The takeaway message is that it showed me you cannot depend on getting all the food you need from a store once an emergency happens.
Several years ago, I came across a bit of information that at first, I didn’t believe.
It stated that the average person only has enough food in their home to last two weeks at the most, and proper food shortage preparation plans.
I thought this was absurd until I started asking people that I knew how often they shopped and how much food they had at home.
After talking to quite a few people, I found that statement to be rather correct.
Several disasters occur each year and almost all of them have the potential of causing effects that last longer than two weeks.
Just look at 2020 for example.
Suddenly people were asked to remain at home for weeks at a time.
Some people were prepared to handle that kind of situation, but a lot were not.
Almost without warning, we can experience a situation in which we are cut off from outside resources and must live off what we have at home.
I love the idea of gardening and that I think everyone who has the means to do so should do it. It is a healthy source of food and gardening itself has many benefits.
One is it provides us with an emergency source of food.
But gardening does have its drawbacks.
Due to space requirements and budget, some people may not have the setup for a garden.
Then there are outside factors that can negatively affect a garden’s yield such as weather, droughts, pests, and disease.
I am not trying to detour you from gardening, but I do not believe it should be a person’s only source of food.
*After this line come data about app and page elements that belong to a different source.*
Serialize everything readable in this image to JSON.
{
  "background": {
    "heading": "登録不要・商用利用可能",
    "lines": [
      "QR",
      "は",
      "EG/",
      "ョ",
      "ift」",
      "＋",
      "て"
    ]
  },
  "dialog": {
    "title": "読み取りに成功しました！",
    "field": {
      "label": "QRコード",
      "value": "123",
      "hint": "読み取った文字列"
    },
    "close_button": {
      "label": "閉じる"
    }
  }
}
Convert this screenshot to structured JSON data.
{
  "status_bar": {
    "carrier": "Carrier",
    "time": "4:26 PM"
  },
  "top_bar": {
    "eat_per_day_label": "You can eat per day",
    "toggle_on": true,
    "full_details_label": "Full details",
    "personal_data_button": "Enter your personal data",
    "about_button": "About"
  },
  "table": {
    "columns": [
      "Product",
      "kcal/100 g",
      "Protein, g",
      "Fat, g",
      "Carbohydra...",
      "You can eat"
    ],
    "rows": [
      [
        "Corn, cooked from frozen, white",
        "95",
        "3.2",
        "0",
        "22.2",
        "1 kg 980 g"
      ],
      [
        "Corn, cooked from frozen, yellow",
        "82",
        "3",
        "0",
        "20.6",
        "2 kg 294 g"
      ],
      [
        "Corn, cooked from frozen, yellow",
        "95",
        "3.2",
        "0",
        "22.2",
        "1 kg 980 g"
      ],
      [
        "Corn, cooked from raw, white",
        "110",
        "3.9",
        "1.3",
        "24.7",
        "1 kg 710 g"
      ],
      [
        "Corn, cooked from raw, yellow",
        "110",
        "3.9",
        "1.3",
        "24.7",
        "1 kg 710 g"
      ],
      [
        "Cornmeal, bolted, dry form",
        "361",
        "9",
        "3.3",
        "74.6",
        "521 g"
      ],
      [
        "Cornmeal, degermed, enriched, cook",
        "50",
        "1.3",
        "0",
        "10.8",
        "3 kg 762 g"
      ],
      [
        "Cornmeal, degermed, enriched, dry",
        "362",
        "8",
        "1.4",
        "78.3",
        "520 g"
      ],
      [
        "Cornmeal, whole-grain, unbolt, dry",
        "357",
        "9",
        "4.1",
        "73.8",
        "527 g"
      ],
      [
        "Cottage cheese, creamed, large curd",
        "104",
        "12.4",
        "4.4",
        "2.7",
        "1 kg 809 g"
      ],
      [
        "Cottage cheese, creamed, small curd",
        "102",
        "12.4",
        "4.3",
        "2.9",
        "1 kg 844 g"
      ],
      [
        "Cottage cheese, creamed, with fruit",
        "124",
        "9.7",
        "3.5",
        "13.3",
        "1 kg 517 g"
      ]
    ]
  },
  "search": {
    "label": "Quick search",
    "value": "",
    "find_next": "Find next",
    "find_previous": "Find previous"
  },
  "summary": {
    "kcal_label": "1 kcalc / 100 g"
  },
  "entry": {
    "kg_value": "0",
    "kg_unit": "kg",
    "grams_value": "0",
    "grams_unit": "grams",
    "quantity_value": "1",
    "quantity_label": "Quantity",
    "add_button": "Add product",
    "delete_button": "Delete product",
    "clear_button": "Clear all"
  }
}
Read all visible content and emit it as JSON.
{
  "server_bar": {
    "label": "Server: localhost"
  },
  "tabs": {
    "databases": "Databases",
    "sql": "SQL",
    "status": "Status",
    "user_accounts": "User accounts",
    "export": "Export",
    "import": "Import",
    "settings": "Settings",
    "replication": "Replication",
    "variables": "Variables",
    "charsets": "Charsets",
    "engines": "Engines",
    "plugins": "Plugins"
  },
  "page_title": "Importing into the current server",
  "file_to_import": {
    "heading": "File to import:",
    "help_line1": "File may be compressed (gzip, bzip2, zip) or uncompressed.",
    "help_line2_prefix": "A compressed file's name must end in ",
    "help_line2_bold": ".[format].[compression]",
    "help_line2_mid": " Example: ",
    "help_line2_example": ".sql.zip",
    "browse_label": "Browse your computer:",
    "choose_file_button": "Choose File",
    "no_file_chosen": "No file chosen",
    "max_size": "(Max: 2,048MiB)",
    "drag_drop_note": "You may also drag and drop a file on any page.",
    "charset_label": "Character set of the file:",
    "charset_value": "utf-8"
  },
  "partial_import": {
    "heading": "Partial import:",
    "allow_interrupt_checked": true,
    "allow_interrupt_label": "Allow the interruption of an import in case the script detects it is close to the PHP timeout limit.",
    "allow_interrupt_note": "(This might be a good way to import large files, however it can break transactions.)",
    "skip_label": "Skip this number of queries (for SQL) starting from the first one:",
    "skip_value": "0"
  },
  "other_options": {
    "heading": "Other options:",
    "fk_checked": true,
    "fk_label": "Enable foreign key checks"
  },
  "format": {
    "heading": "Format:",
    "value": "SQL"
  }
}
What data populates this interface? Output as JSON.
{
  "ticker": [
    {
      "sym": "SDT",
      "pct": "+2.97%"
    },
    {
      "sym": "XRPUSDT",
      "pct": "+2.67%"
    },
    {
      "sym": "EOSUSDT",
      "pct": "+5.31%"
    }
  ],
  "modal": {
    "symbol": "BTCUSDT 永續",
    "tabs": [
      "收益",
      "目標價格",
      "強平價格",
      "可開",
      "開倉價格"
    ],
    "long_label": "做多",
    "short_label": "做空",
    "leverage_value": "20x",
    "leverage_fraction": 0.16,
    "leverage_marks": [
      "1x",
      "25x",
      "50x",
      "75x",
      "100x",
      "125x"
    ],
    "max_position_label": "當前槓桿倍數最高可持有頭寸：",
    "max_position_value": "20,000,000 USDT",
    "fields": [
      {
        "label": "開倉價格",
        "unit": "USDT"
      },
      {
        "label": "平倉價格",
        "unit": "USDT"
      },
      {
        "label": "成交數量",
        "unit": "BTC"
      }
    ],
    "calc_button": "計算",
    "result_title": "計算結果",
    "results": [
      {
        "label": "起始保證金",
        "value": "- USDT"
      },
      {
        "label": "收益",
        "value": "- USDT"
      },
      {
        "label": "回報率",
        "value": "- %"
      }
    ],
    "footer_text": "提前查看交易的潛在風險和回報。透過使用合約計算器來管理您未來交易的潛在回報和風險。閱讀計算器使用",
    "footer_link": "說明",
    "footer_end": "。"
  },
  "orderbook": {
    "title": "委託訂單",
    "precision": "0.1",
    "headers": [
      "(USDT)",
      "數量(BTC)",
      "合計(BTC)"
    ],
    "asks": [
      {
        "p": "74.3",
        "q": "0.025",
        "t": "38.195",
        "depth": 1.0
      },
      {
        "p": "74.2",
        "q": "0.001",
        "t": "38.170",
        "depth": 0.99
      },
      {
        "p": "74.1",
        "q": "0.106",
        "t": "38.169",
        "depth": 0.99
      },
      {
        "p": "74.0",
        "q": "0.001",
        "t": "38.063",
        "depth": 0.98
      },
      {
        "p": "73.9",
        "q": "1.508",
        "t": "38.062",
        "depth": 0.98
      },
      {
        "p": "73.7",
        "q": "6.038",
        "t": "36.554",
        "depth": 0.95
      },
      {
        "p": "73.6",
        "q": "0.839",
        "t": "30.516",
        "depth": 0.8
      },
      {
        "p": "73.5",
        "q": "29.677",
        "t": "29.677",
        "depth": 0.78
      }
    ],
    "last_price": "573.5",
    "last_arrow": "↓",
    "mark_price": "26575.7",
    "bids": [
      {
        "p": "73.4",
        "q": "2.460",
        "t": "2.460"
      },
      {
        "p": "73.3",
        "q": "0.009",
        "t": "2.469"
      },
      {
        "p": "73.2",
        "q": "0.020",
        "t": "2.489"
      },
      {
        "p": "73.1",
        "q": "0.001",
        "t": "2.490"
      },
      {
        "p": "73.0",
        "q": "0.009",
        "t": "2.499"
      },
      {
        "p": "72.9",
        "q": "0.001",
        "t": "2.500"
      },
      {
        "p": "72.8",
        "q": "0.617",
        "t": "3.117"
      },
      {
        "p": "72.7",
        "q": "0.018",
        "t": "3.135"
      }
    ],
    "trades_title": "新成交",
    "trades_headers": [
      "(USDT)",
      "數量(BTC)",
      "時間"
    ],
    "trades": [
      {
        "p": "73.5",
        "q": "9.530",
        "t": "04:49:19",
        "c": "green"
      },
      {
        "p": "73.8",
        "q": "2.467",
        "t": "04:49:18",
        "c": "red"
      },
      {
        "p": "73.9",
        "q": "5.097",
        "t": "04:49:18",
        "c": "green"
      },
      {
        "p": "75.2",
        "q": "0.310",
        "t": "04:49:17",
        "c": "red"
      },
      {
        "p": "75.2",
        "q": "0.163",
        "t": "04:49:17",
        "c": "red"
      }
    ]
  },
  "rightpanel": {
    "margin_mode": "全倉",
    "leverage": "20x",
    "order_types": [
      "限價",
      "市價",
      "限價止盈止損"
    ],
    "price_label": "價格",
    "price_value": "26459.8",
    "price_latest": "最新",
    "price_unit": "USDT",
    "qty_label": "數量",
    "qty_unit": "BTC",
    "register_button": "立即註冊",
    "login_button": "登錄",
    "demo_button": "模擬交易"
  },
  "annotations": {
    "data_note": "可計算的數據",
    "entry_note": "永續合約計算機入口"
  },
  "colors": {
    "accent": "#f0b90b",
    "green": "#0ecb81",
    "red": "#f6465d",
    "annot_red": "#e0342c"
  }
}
There is a lot of talk in the outdoor and survival communities about how to get food during a large-scale, widespread disaster.
Hunting and fishing to obtain food are talked about frequently.
I grew up hunting and fishing and I do agree that it is obviously an option for getting food.
But what people tend to overlook is that you are not the only person who has that idea.
When a disaster happens that affects that many people, the population of animals and fish is not going to hold up for very long.
They may not be viewed as true emergencies but inflation and losing a job can severely hurt a person’s budget and ability to provide for their family.
When times are good, it is smart to invest in physical items that can help you out later when times are rough.
I went through this several years ago when I lost my job and could not find another one for several months.
My budget became extremely tight but because I had a healthy supply of emergency food, the huge cost of shopping at the store was not as much of a concern.
Preparing for an emergency means you should have options for every aspect of your plan: shelter, water, medicine, and food.
Having only one method to take care of a need during an emergency is not being prepared and it will only leave you in a dangerous position. And if you have special dietary requirements, that need only increases. Vegetarian emergency food can be hard to come across, for example, if you didn't plan for it.
There are many ways to be prepared to take care of your food needs during an emergency such as gardening, hunting, fishing, foraging for wild edibles, storing canned goods, canning garden crops, and purchasing long-term food survival kits.
Lastly, I like the benefits that long term foods provide, such as:
What tomorrow brings is anyone’s best guess.
“You never know,” is often my answer when people ask about various outcomes of possible emergencies.
Just because we do not know what may happen does not mean we cannot be as prepared as possible.
In terms of food that means covering all your bases with ways to collect it, process it, and store it.
When it is within your budget, I recommend grabbing yourself some long-term food and putting it with your emergency supplies, because you just never know.
Thanks for reading and stay prepared.
Today's blog was written by Bryan Lynch from SurvivalCache.com!
Bryan grew up in the Midwest and spent every waking moment outdoors. Learning how to hunt, fish, read the land and be self-reliant was part of everyday life. Eventually, he combined his passions for the outdoors, emergency preparedness, and writing.
He is an expert contributor over at SurvivalCache.com, where he covers all things survival and preparedness.